For example, if you’re trying to grow your business and make more profits, it’s important to know where exactly you want to be in one year or five years. Then, work backwards from there and find out where you need to get your business by the end of each quarter or each year for it to hit its target profit goal for that period.
The ‘Never Down’ Mentality And Execution
There are many things that a small business can learn from the ‘Never down’ mentality and execution of tech startups.
When successful websites or apps go down, they make news. In other words, they are almost always available to customers. Try to do that for your business.
This not only means keeping your online assets available 24×7 and avoiding cyber threats such as a DDOS attack. But also means you never keep customers guessing about your open and close hours. If you do not open at the promised time when the customer is here, you lose them forever.
The best way to do this is to keep your open hours posted on the web and in person. Don’t let any opportunity of creating a deep customer connection slip by your palms.
Tech startups (mostly) refuse to give up. Your small business success model should have a similar attitude towards problems and challenges it faces in its day-to-day operations.
In other words, if a problem arises, don’t let it get you down. A startup’s mentality is that it will come back up again after being down for a while because its body of customers is still alive and kicking.
Accept, And Pivot Quickly
Small businesses can learn from tech startups’ ability to pivot quickly and seize opportunities as they present themselves.
Tech startups are constantly changing their strategies based on what works best in the market at any given time — whether it’s an app launch, a new blog, a new customer acquisition strategy or product features (or all of them).
They’re always looking for ways to improve products or services for their customers, gain more users, scale up operations, keep costs low, or whatever else it takes — but most importantly — to make money.
Remember, pivoting doesn’t mean you failed. Still, you realized that your existing business model or offering isn’t working as expected, so it’s wiser to conduct proper user research and behavioral analysis and switch to something with a good product market fit.
The ‘Right’ Culture
The first thing to learn is that there are no shortcuts to success. To be successful, you need the right mix of talent and execution. You cannot hire the best people and then expect those people to execute well. You have to create a culture that supports excellence.
This is why it’s so important to have an executive team who can drive execution without micromanaging every step of the way.
A great way to tell whether you have the right culture is by looking at how long it takes for things to get done in your small business.

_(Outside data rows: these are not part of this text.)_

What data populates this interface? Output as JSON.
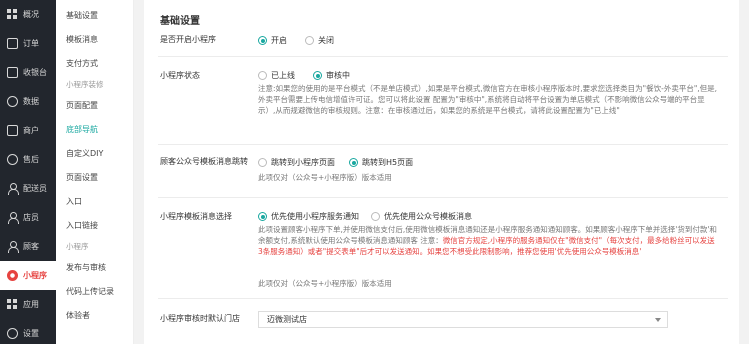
{
  "nav": {
    "items": [
      {
        "label": "概况",
        "icon": "grid-icon"
      },
      {
        "label": "订单",
        "icon": "order-icon"
      },
      {
        "label": "收银台",
        "icon": "cashier-icon"
      },
      {
        "label": "数据",
        "icon": "chart-icon"
      },
      {
        "label": "商户",
        "icon": "store-icon"
      },
      {
        "label": "售后",
        "icon": "service-icon"
      },
      {
        "label": "配送员",
        "icon": "courier-icon"
      },
      {
        "label": "店员",
        "icon": "staff-icon"
      },
      {
        "label": "顾客",
        "icon": "customer-icon"
      },
      {
        "label": "小程序",
        "icon": "miniprogram-icon",
        "active": true
      },
      {
        "label": "应用",
        "icon": "apps-icon"
      },
      {
        "label": "设置",
        "icon": "settings-icon"
      }
    ],
    "active_color": "#e64340"
  },
  "subnav": {
    "items": [
      {
        "type": "item",
        "label": "基础设置"
      },
      {
        "type": "item",
        "label": "模板消息"
      },
      {
        "type": "item",
        "label": "支付方式"
      },
      {
        "type": "group",
        "label": "小程序装修"
      },
      {
        "type": "item",
        "label": "页面配置"
      },
      {
        "type": "item",
        "label": "底部导航",
        "active": true
      },
      {
        "type": "item",
        "label": "自定义DIY"
      },
      {
        "type": "item",
        "label": "页面设置"
      },
      {
        "type": "item",
        "label": "入口"
      },
      {
        "type": "item",
        "label": "入口链接"
      },
      {
        "type": "group",
        "label": "小程序"
      },
      {
        "type": "item",
        "label": "发布与审核"
      },
      {
        "type": "item",
        "label": "代码上传记录"
      },
      {
        "type": "item",
        "label": "体验者"
      }
    ],
    "active_color": "#19a8a0"
  },
  "main": {
    "title": "基础设置",
    "enable": {
      "label": "是否开启小程序",
      "options": [
        "开启",
        "关闭"
      ],
      "selected": 0
    },
    "status": {
      "label": "小程序状态",
      "options": [
        "已上线",
        "审核中"
      ],
      "selected": 1,
      "note": "注意:如果您的使用的是平台模式（不是单店模式）,如果是平台模式,微信官方在审核小程序版本时,要求您选择类目为\"餐饮-外卖平台\",但是,外卖平台需要上传电信增值许可证。您可以将此设置 配置为\"审核中\",系统将自动将平台设置为单店模式（不影响微信公众号端的平台显示）,从而规避微信的审核规则。注意：在审核通过后，如果您的系统是平台模式，请将此设置配置为\"已上线\""
    },
    "template_jump": {
      "label": "顾客公众号模板消息跳转",
      "options": [
        "跳转到小程序页面",
        "跳转到H5页面"
      ],
      "selected": 1,
      "note": "此项仅对（公众号+小程序版）版本适用"
    },
    "template_priority": {
      "label": "小程序模板消息选择",
      "options": [
        "优先使用小程序服务通知",
        "优先使用公众号模板消息"
      ],
      "selected": 0,
      "note_a": "此项设置顾客小程序下单,并使用微信支付后,使用微信模板消息通知还是小程序服务通知通知顾客。如果顾客小程序下单并选择'货到付款'和余额支付,系统默认使用公众号模板消息通知顾客 注意：",
      "note_red": "微信官方规定,小程序的服务通知仅在\"微信支付\"（每次支付，最多给粉丝可以发送3条服务通知）或者\"提交表单\"后才可以发送通知。如果您不想受此限制影响，推荐您使用'优先使用公众号模板消息'",
      "note2": "此项仅对（公众号+小程序版）版本适用"
    },
    "review_store": {
      "label": "小程序审核时默认门店",
      "value": "迈微测试店"
    }
  },
  "colors": {
    "accent": "#19a8a0",
    "danger": "#e64340",
    "nav_bg": "#22262d"
  }
}
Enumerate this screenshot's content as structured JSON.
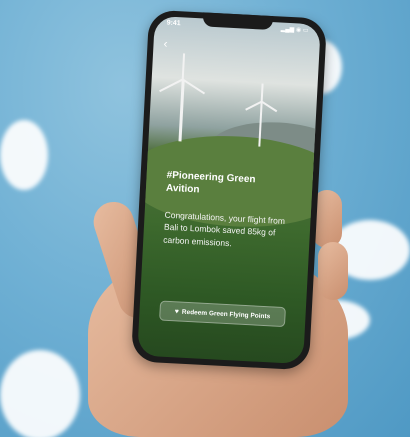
{
  "status_bar": {
    "time": "9:41",
    "icons": "▂▄▆ ◉ ▭"
  },
  "nav": {
    "back_icon": "‹"
  },
  "hero": {
    "title": "#Pioneering Green Avition",
    "message": "Congratulations, your flight from Bali to Lombok saved 85kg of carbon emissions."
  },
  "cta": {
    "label": "Redeem Green Flying Points",
    "icon": "leaf-icon"
  }
}
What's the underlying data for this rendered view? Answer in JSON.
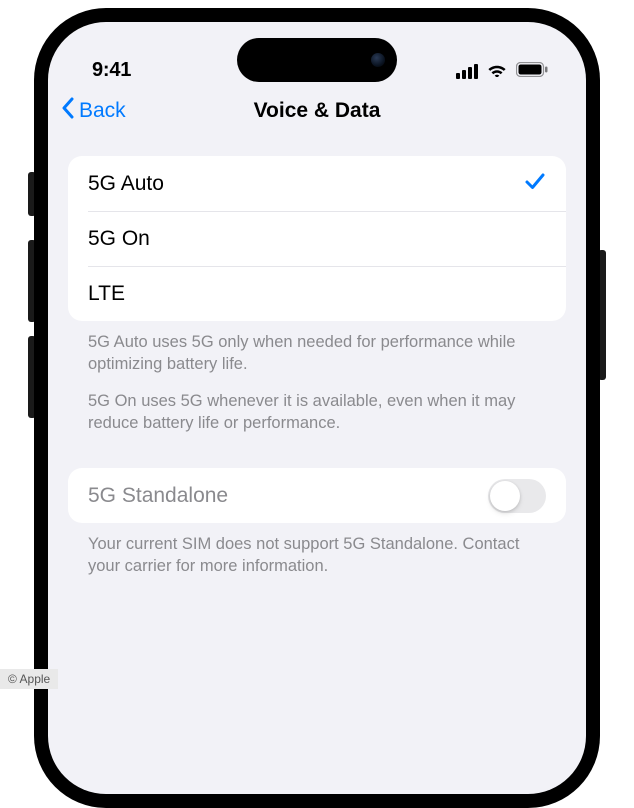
{
  "status": {
    "time": "9:41"
  },
  "nav": {
    "back_label": "Back",
    "title": "Voice & Data"
  },
  "options": [
    {
      "label": "5G Auto",
      "selected": true
    },
    {
      "label": "5G On",
      "selected": false
    },
    {
      "label": "LTE",
      "selected": false
    }
  ],
  "footer": {
    "line1": "5G Auto uses 5G only when needed for performance while optimizing battery life.",
    "line2": "5G On uses 5G whenever it is available, even when it may reduce battery life or performance."
  },
  "standalone": {
    "label": "5G Standalone",
    "on": false,
    "note": "Your current SIM does not support 5G Standalone. Contact your carrier for more information."
  },
  "attribution": "© Apple"
}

How long does it take for an idea or suggestion from someone at a lower level within the company to get passed up through a chain of command until it reaches its final destination? If it takes more than two weeks for this process to occur, then some work is left undone somewhere along the line, which needs to be corrected quickly.
Learning from the experience of a startup isn’t easy. Most startups fail, and those that are successful aren’t willing to admit it if they’re using a tried-and-true method.
And yet, there are ways for small businesses to emulate the rapid growth success of a startup without burning millions of dollars (which they don’t have in the first place) each year in the process.
By experimenting with new tactics, talking with other entrepreneurs, and adopting the mindset of a tech startup, your small business can grow exponentially—even if you don’t have millions to dump into marketing or research and development.
Ultimately, it all comes down to focusing on your customer and making them happy while using technology to improve that focus. It really doesn’t matter how small your company is or whether or not you’re working out of a garage; almost anyone can use these business tips.
Guest Author Bio: Anand Srinivasan
Anand Srinivasan is the founder of Hubbion, a suite of business tools and resources for small business owners.